> Instructions to follow: Please return the records below exactly as they stand.

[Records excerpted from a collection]
^^^^

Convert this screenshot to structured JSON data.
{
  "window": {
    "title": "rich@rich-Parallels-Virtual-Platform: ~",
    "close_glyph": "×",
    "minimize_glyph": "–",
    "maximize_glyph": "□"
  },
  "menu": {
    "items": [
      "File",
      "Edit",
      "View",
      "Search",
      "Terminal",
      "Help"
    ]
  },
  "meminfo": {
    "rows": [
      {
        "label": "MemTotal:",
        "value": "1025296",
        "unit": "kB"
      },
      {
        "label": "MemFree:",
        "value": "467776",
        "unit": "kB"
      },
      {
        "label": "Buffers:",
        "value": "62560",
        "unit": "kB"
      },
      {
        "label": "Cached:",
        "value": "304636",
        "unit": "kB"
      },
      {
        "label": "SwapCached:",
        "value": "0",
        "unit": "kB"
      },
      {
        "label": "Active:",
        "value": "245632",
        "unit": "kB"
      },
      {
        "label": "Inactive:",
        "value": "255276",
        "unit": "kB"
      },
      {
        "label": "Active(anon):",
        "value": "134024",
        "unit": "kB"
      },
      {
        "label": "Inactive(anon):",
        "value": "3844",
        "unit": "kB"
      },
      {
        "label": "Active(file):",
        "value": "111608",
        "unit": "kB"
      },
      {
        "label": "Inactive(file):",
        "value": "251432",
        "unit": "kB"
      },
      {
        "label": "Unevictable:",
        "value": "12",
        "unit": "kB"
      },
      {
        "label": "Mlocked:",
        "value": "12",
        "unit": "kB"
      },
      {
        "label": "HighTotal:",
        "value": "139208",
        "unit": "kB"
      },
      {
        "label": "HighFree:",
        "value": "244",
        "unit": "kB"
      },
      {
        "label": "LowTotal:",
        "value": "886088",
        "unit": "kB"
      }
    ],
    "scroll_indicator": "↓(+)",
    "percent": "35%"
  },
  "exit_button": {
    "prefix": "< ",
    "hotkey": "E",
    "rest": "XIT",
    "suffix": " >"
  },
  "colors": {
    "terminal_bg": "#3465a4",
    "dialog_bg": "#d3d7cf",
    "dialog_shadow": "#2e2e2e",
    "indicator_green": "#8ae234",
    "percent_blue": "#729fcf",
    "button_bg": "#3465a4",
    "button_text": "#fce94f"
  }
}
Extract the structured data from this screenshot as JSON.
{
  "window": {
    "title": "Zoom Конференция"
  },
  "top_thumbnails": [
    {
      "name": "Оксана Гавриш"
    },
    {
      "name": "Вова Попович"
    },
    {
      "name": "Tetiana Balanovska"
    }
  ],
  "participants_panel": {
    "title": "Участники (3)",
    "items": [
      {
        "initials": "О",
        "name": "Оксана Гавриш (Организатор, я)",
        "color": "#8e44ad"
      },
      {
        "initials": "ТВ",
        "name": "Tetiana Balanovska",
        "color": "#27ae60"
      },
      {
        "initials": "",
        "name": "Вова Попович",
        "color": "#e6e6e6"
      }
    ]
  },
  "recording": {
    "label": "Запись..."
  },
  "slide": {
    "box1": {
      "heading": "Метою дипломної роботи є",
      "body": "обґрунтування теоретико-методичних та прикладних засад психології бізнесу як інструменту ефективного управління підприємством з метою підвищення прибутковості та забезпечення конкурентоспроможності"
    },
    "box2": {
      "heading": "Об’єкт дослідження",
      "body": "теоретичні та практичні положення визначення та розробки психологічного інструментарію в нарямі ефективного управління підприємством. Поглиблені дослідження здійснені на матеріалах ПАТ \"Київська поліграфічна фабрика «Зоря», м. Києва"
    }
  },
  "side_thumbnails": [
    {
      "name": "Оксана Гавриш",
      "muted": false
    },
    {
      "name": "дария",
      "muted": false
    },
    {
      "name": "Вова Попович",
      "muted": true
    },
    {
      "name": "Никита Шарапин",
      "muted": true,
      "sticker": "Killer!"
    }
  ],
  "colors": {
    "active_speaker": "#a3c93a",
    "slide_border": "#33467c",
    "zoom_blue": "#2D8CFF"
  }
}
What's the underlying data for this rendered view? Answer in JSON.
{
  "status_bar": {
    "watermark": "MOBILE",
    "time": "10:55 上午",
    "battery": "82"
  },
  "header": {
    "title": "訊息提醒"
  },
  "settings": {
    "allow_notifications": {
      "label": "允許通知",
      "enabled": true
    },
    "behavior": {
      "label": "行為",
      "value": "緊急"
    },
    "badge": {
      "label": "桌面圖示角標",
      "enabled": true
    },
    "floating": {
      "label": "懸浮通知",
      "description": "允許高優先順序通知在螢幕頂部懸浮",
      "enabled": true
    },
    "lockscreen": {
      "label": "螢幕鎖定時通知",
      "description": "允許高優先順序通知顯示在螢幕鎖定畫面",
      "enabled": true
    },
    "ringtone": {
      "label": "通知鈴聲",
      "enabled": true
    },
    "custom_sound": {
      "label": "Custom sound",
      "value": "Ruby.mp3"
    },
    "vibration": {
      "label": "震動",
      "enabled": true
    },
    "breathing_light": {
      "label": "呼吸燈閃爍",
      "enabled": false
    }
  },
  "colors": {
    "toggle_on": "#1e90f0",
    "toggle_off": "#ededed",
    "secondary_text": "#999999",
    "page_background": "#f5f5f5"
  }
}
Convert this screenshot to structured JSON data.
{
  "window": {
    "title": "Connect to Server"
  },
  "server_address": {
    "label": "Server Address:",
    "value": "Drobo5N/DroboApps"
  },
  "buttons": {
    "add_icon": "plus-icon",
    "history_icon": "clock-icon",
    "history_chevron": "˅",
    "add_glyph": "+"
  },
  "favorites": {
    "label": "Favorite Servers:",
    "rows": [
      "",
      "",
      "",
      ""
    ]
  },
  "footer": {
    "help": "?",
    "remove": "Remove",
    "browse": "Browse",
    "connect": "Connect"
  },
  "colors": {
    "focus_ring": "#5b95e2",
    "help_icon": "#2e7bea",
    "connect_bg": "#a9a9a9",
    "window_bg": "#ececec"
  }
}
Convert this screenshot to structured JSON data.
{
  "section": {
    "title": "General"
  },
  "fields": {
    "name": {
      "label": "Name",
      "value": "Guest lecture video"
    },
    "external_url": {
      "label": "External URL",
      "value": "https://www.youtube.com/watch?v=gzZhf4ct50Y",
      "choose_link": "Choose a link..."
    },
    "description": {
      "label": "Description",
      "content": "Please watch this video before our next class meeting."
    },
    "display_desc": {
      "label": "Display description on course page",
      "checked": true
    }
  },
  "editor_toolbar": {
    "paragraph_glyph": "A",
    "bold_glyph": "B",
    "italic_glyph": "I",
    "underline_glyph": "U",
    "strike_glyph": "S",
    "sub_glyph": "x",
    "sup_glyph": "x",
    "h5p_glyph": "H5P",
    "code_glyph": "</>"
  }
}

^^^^

> Result of the task:
Convert this screenshot to structured JSON data.
{
  "window": {
    "title": "rich@rich-Parallels-Virtual-Platform: ~",
    "close_glyph": "×",
    "minimize_glyph": "–",
    "maximize_glyph": "□"
  },
  "menu": {
    "items": [
      "File",
      "Edit",
      "View",
      "Search",
      "Terminal",
      "Help"
    ]
  },
  "meminfo": {
    "rows": [
      {
        "label": "MemTotal:",
        "value": "1025296",
        "unit": "kB"
      },
      {
        "label": "MemFree:",
        "value": "467776",
        "unit": "kB"
      },
      {
        "label": "Buffers:",
        "value": "62560",
        "unit": "kB"
      },
      {
        "label": "Cached:",
        "value": "304636",
        "unit": "kB"
      },
      {
        "label": "SwapCached:",
        "value": "0",
        "unit": "kB"
      },
      {
        "label": "Active:",
        "value": "245632",
        "unit": "kB"
      },
      {
        "label": "Inactive:",
        "value": "255276",
        "unit": "kB"
      },
      {
        "label": "Active(anon):",
        "value": "134024",
        "unit": "kB"
      },
      {
        "label": "Inactive(anon):",
        "value": "3844",
        "unit": "kB"
      },
      {
        "label": "Active(file):",
        "value": "111608",
        "unit": "kB"
      },
      {
        "label": "Inactive(file):",
        "value": "251432",
        "unit": "kB"
      },
      {
        "label": "Unevictable:",
        "value": "12",
        "unit": "kB"
      },
      {
        "label": "Mlocked:",
        "value": "12",
        "unit": "kB"
      },
      {
        "label": "HighTotal:",
        "value": "139208",
        "unit": "kB"
      },
      {
        "label": "HighFree:",
        "value": "244",
        "unit": "kB"
      },
      {
        "label": "LowTotal:",
        "value": "886088",
        "unit": "kB"
      }
    ],
    "scroll_indicator": "↓(+)",
    "percent": "35%"
  },
  "exit_button": {
    "prefix": "< ",
    "hotkey": "E",
    "rest": "XIT",
    "suffix": " >"
  },
  "colors": {
    "terminal_bg": "#3465a4",
    "dialog_bg": "#d3d7cf",
    "dialog_shadow": "#2e2e2e",
    "indicator_green": "#8ae234",
    "percent_blue": "#729fcf",
    "button_bg": "#3465a4",
    "button_text": "#fce94f"
  }
}
Extract the structured data from this screenshot as JSON.
{
  "window": {
    "title": "Zoom Конференция"
  },
  "top_thumbnails": [
    {
      "name": "Оксана Гавриш"
    },
    {
      "name": "Вова Попович"
    },
    {
      "name": "Tetiana Balanovska"
    }
  ],
  "participants_panel": {
    "title": "Участники (3)",
    "items": [
      {
        "initials": "О",
        "name": "Оксана Гавриш (Организатор, я)",
        "color": "#8e44ad"
      },
      {
        "initials": "ТВ",
        "name": "Tetiana Balanovska",
        "color": "#27ae60"
      },
      {
        "initials": "",
        "name": "Вова Попович",
        "color": "#e6e6e6"
      }
    ]
  },
  "recording": {
    "label": "Запись..."
  },
  "slide": {
    "box1": {
      "heading": "Метою дипломної роботи є",
      "body": "обґрунтування теоретико-методичних та прикладних засад психології бізнесу як інструменту ефективного управління підприємством з метою підвищення прибутковості та забезпечення конкурентоспроможності"
    },
    "box2": {
      "heading": "Об’єкт дослідження",
      "body": "теоретичні та практичні положення визначення та розробки психологічного інструментарію в нарямі ефективного управління підприємством. Поглиблені дослідження здійснені на матеріалах ПАТ \"Київська поліграфічна фабрика «Зоря», м. Києва"
    }
  },
  "side_thumbnails": [
    {
      "name": "Оксана Гавриш",
      "muted": false
    },
    {
      "name": "дария",
      "muted": false
    },
    {
      "name": "Вова Попович",
      "muted": true
    },
    {
      "name": "Никита Шарапин",
      "muted": true,
      "sticker": "Killer!"
    }
  ],
  "colors": {
    "active_speaker": "#a3c93a",
    "slide_border": "#33467c",
    "zoom_blue": "#2D8CFF"
  }
}
What's the underlying data for this rendered view? Answer in JSON.
{
  "status_bar": {
    "watermark": "MOBILE",
    "time": "10:55 上午",
    "battery": "82"
  },
  "header": {
    "title": "訊息提醒"
  },
  "settings": {
    "allow_notifications": {
      "label": "允許通知",
      "enabled": true
    },
    "behavior": {
      "label": "行為",
      "value": "緊急"
    },
    "badge": {
      "label": "桌面圖示角標",
      "enabled": true
    },
    "floating": {
      "label": "懸浮通知",
      "description": "允許高優先順序通知在螢幕頂部懸浮",
      "enabled": true
    },
    "lockscreen": {
      "label": "螢幕鎖定時通知",
      "description": "允許高優先順序通知顯示在螢幕鎖定畫面",
      "enabled": true
    },
    "ringtone": {
      "label": "通知鈴聲",
      "enabled": true
    },
    "custom_sound": {
      "label": "Custom sound",
      "value": "Ruby.mp3"
    },
    "vibration": {
      "label": "震動",
      "enabled": true
    },
    "breathing_light": {
      "label": "呼吸燈閃爍",
      "enabled": false
    }
  },
  "colors": {
    "toggle_on": "#1e90f0",
    "toggle_off": "#ededed",
    "secondary_text": "#999999",
    "page_background": "#f5f5f5"
  }
}
Convert this screenshot to structured JSON data.
{
  "window": {
    "title": "Connect to Server"
  },
  "server_address": {
    "label": "Server Address:",
    "value": "Drobo5N/DroboApps"
  },
  "buttons": {
    "add_icon": "plus-icon",
    "history_icon": "clock-icon",
    "history_chevron": "˅",
    "add_glyph": "+"
  },
  "favorites": {
    "label": "Favorite Servers:",
    "rows": [
      "",
      "",
      "",
      ""
    ]
  },
  "footer": {
    "help": "?",
    "remove": "Remove",
    "browse": "Browse",
    "connect": "Connect"
  },
  "colors": {
    "focus_ring": "#5b95e2",
    "help_icon": "#2e7bea",
    "connect_bg": "#a9a9a9",
    "window_bg": "#ececec"
  }
}
Convert this screenshot to structured JSON data.
{
  "section": {
    "title": "General"
  },
  "fields": {
    "name": {
      "label": "Name",
      "value": "Guest lecture video"
    },
    "external_url": {
      "label": "External URL",
      "value": "https://www.youtube.com/watch?v=gzZhf4ct50Y",
      "choose_link": "Choose a link..."
    },
    "description": {
      "label": "Description",
      "content": "Please watch this video before our next class meeting."
    },
    "display_desc": {
      "label": "Display description on course page",
      "checked": true
    }
  },
  "editor_toolbar": {
    "paragraph_glyph": "A",
    "bold_glyph": "B",
    "italic_glyph": "I",
    "underline_glyph": "U",
    "strike_glyph": "S",
    "sub_glyph": "x",
    "sup_glyph": "x",
    "h5p_glyph": "H5P",
    "code_glyph": "</>"
  }
}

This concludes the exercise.